This cryptic cycle has been going on for at least 48 million years.
In a study forthcoming in Biology Letters, Harvard’s David Hughes argues that a fossilized leaf found in a fossil-rich part of Germany’s Rhine Rift Valley bears the scars of the ant’s trademark death bite. The ant bites down hard so the fungus will have a stable position when it grows a stalk out of the ant’s head. But even so, Hughes says, he doubted the mark would turn up in the fossil record—that is, until serendipity reared its random head:
Biologists are a step closer to figuring out the bizarre animals known as bdelloid rotifers, thanks to a new study in Science.
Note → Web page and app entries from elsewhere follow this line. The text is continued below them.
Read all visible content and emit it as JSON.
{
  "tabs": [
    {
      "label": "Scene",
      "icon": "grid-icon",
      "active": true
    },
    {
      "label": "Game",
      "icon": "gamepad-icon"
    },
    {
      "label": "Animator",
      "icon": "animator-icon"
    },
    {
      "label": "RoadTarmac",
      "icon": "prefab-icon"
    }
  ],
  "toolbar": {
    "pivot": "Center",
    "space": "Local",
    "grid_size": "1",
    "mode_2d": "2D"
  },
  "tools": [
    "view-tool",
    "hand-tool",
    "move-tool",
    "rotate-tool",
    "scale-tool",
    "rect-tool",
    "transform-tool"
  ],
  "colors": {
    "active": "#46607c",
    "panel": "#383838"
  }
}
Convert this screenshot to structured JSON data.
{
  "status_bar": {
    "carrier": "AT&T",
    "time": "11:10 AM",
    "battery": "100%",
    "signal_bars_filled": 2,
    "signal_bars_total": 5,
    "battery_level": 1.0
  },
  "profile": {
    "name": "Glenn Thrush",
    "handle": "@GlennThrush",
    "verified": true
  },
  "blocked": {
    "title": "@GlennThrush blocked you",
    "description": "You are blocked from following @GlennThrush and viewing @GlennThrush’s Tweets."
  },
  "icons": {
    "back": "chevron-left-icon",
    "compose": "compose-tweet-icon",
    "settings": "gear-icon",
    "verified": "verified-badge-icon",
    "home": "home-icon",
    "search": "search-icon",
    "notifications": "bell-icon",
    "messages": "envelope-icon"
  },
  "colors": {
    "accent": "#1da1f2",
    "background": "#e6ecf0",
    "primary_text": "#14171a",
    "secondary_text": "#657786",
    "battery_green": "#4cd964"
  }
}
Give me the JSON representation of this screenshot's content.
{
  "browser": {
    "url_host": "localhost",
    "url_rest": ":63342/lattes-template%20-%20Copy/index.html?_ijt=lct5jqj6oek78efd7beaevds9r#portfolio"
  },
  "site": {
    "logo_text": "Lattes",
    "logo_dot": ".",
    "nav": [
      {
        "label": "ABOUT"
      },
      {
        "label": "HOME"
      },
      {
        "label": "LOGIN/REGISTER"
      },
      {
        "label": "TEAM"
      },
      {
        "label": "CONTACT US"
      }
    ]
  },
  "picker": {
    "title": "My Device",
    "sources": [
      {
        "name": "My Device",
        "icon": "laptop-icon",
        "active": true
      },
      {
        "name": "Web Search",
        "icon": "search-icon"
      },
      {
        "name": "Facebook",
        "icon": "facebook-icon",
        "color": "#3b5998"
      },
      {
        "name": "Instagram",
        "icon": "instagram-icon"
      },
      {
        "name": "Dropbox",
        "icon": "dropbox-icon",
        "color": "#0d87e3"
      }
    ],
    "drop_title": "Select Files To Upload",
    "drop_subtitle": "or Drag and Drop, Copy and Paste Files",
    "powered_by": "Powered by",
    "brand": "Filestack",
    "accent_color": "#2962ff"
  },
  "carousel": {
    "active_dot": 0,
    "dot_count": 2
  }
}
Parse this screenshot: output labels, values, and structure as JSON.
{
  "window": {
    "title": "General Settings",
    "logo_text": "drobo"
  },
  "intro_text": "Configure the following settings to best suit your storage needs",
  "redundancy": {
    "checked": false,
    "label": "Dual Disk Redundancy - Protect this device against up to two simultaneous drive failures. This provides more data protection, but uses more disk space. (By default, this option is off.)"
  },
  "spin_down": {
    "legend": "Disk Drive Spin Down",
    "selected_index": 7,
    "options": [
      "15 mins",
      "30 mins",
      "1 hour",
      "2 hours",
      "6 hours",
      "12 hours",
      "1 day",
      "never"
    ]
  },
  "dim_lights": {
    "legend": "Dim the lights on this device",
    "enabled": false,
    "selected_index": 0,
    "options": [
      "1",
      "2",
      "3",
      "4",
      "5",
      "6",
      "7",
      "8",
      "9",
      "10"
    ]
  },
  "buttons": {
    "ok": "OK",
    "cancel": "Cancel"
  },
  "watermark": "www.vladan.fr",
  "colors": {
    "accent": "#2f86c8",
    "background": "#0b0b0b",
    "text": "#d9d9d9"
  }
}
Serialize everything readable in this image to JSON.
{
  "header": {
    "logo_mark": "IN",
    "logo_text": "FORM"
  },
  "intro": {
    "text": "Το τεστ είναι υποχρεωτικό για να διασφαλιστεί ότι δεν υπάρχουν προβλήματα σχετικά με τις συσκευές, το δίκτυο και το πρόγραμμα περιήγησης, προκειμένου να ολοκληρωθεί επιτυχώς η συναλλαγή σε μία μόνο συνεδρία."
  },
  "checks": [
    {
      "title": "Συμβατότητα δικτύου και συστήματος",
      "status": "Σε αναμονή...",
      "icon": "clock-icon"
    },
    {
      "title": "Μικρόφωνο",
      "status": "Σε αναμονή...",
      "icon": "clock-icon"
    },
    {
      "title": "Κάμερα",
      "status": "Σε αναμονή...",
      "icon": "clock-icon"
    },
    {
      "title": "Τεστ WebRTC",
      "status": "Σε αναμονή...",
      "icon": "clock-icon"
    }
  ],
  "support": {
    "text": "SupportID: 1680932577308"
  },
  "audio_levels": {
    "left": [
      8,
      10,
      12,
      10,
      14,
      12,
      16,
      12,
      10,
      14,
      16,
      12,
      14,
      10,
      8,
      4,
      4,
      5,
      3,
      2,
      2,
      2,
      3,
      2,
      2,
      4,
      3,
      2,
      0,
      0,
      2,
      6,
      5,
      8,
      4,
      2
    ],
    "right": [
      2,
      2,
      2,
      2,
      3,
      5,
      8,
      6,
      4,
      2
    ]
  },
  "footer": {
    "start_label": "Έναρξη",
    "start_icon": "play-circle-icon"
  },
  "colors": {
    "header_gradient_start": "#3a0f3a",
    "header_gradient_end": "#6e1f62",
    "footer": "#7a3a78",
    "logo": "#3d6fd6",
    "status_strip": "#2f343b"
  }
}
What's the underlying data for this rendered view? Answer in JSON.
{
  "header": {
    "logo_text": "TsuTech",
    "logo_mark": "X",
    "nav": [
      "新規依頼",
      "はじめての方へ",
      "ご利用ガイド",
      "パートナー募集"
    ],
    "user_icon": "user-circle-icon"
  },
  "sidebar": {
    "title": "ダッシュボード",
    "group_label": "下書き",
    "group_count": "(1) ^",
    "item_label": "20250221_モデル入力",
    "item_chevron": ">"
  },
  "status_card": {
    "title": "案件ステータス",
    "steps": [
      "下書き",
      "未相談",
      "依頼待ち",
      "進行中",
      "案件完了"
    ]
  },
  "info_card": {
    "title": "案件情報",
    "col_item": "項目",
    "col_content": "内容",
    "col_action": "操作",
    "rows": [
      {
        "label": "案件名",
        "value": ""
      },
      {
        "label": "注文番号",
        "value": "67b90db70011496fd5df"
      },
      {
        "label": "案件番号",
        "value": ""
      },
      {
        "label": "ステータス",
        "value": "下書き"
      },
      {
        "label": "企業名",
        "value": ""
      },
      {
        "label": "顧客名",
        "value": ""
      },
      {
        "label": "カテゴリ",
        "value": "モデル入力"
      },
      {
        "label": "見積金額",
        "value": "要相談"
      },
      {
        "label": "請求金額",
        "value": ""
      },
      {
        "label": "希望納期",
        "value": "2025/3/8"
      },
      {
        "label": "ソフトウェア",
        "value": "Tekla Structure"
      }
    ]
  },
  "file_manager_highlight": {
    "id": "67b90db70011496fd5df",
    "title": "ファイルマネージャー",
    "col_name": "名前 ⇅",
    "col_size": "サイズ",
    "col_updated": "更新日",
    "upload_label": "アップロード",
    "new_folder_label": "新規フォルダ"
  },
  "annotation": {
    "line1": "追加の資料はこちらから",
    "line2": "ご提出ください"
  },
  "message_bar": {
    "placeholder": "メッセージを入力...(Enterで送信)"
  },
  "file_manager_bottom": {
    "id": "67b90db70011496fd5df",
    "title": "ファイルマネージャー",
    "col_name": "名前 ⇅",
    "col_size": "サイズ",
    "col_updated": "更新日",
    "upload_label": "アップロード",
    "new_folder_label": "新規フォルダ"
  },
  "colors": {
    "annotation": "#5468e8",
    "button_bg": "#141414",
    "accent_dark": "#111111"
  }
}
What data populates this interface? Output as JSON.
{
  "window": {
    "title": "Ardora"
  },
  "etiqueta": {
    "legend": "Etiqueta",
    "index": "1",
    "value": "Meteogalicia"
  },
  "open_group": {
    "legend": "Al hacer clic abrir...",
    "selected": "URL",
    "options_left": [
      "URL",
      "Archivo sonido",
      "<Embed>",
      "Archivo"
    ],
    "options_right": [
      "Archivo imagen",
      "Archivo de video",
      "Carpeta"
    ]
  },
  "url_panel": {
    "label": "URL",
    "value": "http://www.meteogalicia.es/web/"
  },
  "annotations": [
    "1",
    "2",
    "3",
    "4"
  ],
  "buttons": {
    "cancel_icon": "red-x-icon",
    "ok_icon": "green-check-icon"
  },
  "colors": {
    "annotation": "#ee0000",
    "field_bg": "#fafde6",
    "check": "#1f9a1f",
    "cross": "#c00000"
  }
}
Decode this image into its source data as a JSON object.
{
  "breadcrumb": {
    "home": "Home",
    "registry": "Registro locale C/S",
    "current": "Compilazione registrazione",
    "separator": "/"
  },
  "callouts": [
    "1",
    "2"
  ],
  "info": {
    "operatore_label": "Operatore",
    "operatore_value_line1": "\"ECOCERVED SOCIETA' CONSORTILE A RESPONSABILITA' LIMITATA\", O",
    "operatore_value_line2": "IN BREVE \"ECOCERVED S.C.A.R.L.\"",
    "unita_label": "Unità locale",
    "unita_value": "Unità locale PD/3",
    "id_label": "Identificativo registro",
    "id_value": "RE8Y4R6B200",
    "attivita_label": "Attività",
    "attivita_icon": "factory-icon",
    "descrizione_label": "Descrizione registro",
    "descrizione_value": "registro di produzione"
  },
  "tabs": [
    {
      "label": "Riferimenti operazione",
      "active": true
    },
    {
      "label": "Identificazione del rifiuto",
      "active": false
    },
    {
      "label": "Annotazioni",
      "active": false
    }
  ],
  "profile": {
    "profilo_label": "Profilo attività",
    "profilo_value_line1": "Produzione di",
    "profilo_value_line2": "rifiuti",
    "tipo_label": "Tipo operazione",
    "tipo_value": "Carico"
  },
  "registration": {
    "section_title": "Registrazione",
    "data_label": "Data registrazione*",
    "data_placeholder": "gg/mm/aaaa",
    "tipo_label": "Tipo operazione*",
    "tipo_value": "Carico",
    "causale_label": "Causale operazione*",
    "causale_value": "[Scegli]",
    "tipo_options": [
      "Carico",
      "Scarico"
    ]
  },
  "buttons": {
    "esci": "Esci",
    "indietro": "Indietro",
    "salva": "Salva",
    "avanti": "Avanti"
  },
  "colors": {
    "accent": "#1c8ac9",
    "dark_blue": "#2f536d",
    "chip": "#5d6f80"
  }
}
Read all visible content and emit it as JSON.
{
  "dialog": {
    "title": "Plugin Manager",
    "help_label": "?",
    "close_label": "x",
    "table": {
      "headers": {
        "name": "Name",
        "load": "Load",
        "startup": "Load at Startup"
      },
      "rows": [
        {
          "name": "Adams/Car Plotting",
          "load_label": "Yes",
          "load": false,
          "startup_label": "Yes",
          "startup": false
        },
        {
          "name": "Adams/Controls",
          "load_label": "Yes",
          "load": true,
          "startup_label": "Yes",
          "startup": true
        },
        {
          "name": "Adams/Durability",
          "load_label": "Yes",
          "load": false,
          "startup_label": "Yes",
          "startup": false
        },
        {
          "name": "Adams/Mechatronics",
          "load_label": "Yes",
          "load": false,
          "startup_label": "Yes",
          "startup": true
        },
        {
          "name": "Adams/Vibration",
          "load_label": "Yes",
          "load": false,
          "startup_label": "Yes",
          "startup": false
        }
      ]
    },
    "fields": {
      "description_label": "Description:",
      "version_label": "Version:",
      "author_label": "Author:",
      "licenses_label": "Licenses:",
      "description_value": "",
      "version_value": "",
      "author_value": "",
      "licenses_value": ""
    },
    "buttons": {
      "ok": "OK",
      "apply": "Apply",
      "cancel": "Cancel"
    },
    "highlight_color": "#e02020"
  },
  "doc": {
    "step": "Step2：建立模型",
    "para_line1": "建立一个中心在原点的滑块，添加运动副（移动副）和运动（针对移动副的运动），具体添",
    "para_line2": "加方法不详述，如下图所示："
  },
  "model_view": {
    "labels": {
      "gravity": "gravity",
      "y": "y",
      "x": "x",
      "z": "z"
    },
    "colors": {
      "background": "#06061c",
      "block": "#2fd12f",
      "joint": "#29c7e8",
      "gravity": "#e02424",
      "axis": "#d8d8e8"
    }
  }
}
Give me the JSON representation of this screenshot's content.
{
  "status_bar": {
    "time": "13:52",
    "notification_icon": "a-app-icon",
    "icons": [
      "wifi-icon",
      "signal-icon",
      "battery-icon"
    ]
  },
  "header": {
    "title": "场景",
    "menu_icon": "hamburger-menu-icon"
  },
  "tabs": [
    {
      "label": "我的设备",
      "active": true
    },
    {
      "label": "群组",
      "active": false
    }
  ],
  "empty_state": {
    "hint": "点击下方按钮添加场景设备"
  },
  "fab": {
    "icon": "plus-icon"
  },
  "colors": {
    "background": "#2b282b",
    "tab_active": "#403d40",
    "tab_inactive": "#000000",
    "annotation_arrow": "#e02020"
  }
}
This group of near-microscopic aquatic organisms has lived for tens of millions of years without sex, can withstand blasts of gamma radiation, and if their habitat dries up they can survive for years in a dessicated state. Two years ago, DISCOVER covered the findings that determined how these all-female invertebrates manage to diversify their genes without sex: Their genome breaks apart when they dry up, and as they reassemble when water returns, they pull in new DNA from a host of other beings. Now, the new study says, drying up is also the key to how rotifers avoid parasites that would normally take advantage of their asexual ways.